(Task goal)
Reproduce the complete set of records exactly. No picture is to appear in the copy.

(Stored records)
------------------------------
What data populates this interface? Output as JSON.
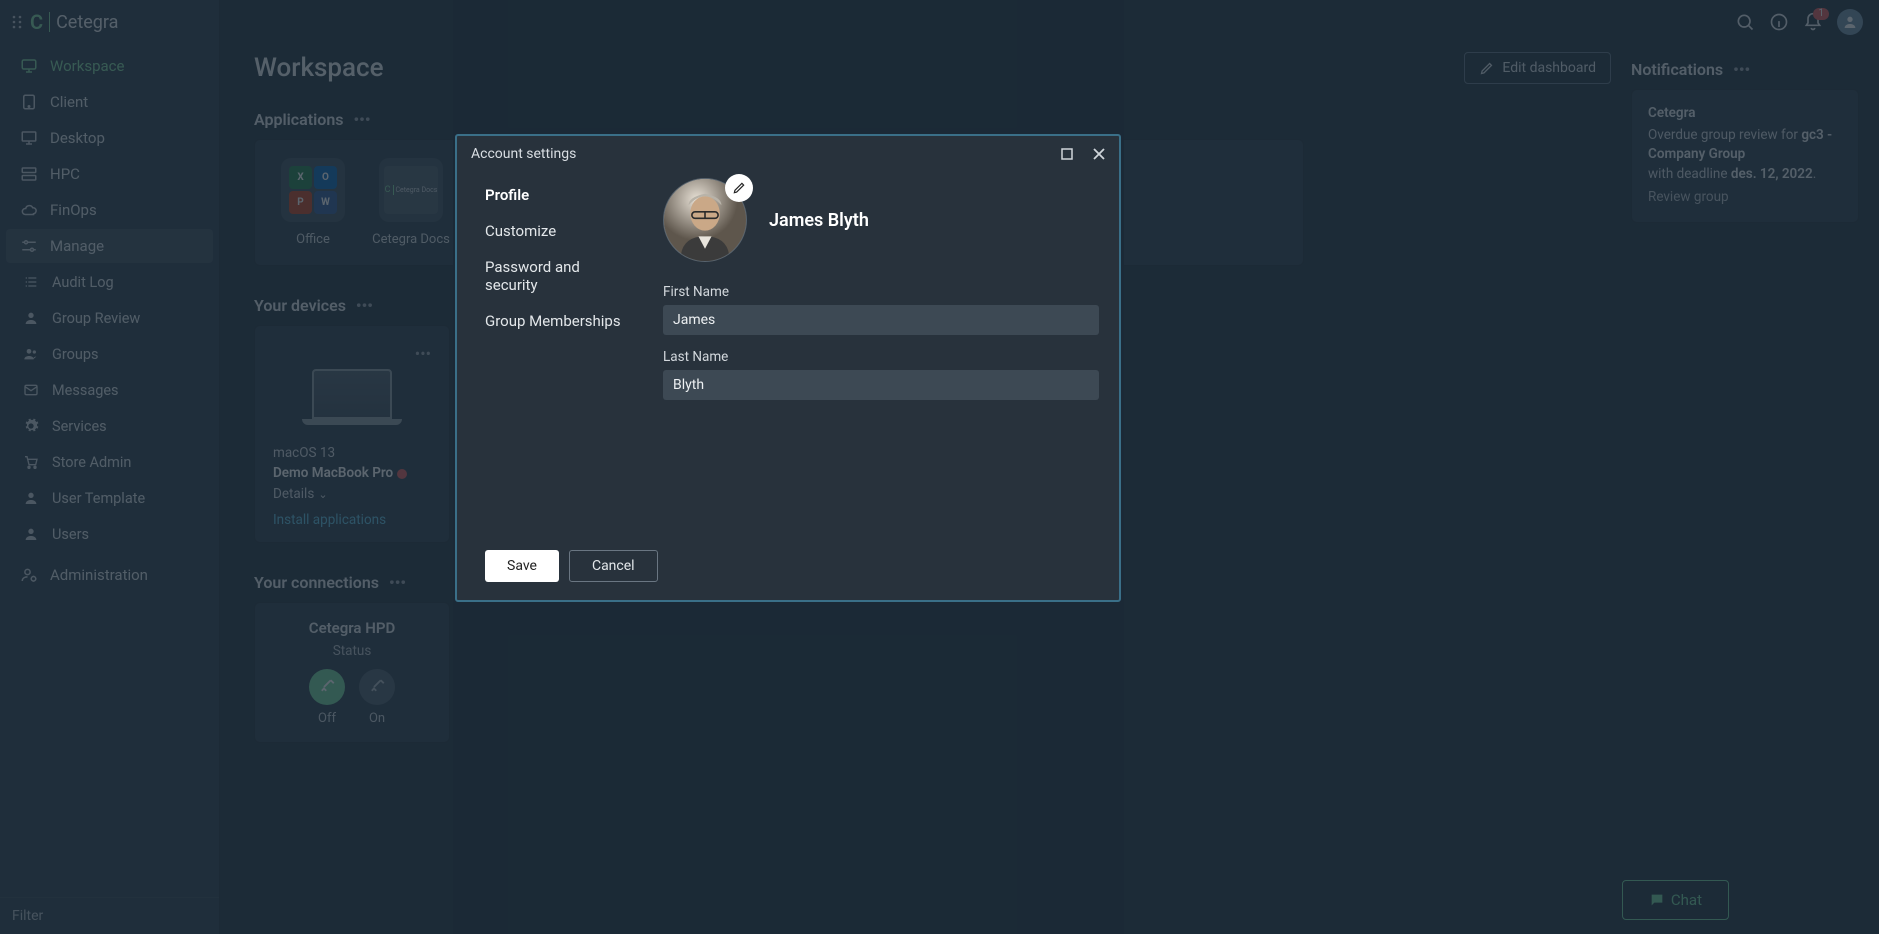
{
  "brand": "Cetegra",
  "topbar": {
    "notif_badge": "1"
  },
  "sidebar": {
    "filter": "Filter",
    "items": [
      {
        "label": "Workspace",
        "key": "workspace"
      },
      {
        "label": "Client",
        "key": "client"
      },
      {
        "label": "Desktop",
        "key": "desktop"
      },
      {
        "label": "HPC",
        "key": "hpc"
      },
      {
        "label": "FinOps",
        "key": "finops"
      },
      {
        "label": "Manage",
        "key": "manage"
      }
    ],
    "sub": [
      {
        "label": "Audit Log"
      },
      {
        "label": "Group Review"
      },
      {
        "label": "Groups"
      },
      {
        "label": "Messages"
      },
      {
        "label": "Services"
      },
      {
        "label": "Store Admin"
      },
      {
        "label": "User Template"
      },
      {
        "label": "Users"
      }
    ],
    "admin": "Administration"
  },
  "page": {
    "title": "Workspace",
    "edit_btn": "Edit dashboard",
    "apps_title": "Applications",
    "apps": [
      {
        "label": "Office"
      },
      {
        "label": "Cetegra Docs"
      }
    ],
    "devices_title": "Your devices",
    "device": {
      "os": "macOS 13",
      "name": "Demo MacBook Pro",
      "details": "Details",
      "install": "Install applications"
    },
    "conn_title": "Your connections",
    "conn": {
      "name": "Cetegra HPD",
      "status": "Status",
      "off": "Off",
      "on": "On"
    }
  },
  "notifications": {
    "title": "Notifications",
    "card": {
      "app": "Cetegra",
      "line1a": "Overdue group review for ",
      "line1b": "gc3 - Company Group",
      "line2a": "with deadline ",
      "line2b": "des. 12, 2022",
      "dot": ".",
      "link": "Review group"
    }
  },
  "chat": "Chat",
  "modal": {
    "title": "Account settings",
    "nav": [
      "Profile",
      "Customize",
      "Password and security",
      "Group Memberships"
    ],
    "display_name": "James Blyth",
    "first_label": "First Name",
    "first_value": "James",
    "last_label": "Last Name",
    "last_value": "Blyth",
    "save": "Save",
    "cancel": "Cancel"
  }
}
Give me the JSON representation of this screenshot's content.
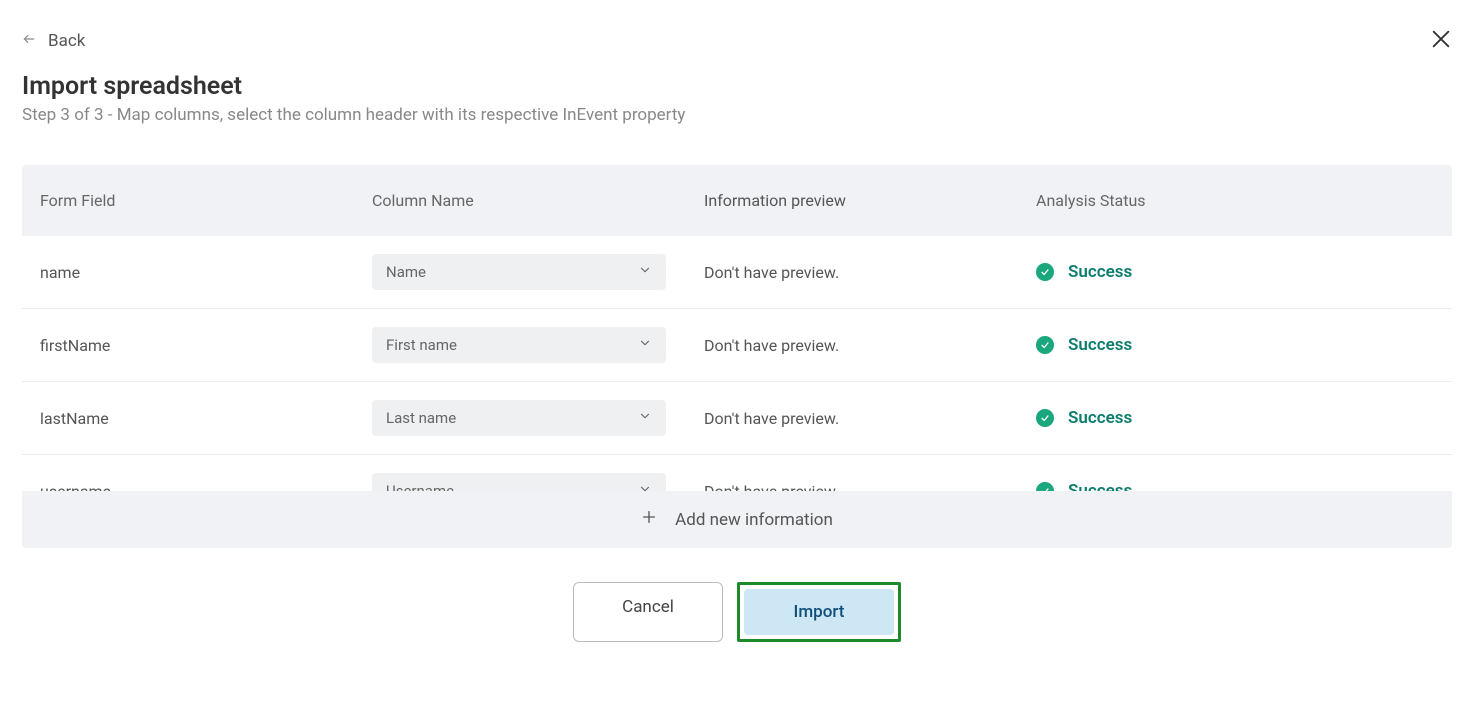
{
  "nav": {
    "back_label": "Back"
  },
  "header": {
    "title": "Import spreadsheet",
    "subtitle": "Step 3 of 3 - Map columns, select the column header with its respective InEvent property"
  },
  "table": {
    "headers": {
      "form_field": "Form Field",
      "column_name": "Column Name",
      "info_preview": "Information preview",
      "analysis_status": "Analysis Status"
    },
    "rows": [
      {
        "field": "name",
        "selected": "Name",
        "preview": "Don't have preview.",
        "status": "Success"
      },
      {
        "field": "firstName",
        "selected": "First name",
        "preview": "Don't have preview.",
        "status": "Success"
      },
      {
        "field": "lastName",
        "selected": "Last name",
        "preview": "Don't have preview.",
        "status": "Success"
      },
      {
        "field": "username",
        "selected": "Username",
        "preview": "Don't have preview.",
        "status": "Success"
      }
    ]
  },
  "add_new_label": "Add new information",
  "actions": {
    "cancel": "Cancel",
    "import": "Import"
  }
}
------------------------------
(Your response)
What data populates this interface? Output as JSON.
{
  "brand": "Cetegra",
  "topbar": {
    "notif_badge": "1"
  },
  "sidebar": {
    "filter": "Filter",
    "items": [
      {
        "label": "Workspace",
        "key": "workspace"
      },
      {
        "label": "Client",
        "key": "client"
      },
      {
        "label": "Desktop",
        "key": "desktop"
      },
      {
        "label": "HPC",
        "key": "hpc"
      },
      {
        "label": "FinOps",
        "key": "finops"
      },
      {
        "label": "Manage",
        "key": "manage"
      }
    ],
    "sub": [
      {
        "label": "Audit Log"
      },
      {
        "label": "Group Review"
      },
      {
        "label": "Groups"
      },
      {
        "label": "Messages"
      },
      {
        "label": "Services"
      },
      {
        "label": "Store Admin"
      },
      {
        "label": "User Template"
      },
      {
        "label": "Users"
      }
    ],
    "admin": "Administration"
  },
  "page": {
    "title": "Workspace",
    "edit_btn": "Edit dashboard",
    "apps_title": "Applications",
    "apps": [
      {
        "label": "Office"
      },
      {
        "label": "Cetegra Docs"
      }
    ],
    "devices_title": "Your devices",
    "device": {
      "os": "macOS 13",
      "name": "Demo MacBook Pro",
      "details": "Details",
      "install": "Install applications"
    },
    "conn_title": "Your connections",
    "conn": {
      "name": "Cetegra HPD",
      "status": "Status",
      "off": "Off",
      "on": "On"
    }
  },
  "notifications": {
    "title": "Notifications",
    "card": {
      "app": "Cetegra",
      "line1a": "Overdue group review for ",
      "line1b": "gc3 - Company Group",
      "line2a": "with deadline ",
      "line2b": "des. 12, 2022",
      "dot": ".",
      "link": "Review group"
    }
  },
  "chat": "Chat",
  "modal": {
    "title": "Account settings",
    "nav": [
      "Profile",
      "Customize",
      "Password and security",
      "Group Memberships"
    ],
    "display_name": "James Blyth",
    "first_label": "First Name",
    "first_value": "James",
    "last_label": "Last Name",
    "last_value": "Blyth",
    "save": "Save",
    "cancel": "Cancel"
  }
}
Give me the JSON representation of this screenshot's content.
{
  "nav": {
    "back_label": "Back"
  },
  "header": {
    "title": "Import spreadsheet",
    "subtitle": "Step 3 of 3 - Map columns, select the column header with its respective InEvent property"
  },
  "table": {
    "headers": {
      "form_field": "Form Field",
      "column_name": "Column Name",
      "info_preview": "Information preview",
      "analysis_status": "Analysis Status"
    },
    "rows": [
      {
        "field": "name",
        "selected": "Name",
        "preview": "Don't have preview.",
        "status": "Success"
      },
      {
        "field": "firstName",
        "selected": "First name",
        "preview": "Don't have preview.",
        "status": "Success"
      },
      {
        "field": "lastName",
        "selected": "Last name",
        "preview": "Don't have preview.",
        "status": "Success"
      },
      {
        "field": "username",
        "selected": "Username",
        "preview": "Don't have preview.",
        "status": "Success"
      }
    ]
  },
  "add_new_label": "Add new information",
  "actions": {
    "cancel": "Cancel",
    "import": "Import"
  }
}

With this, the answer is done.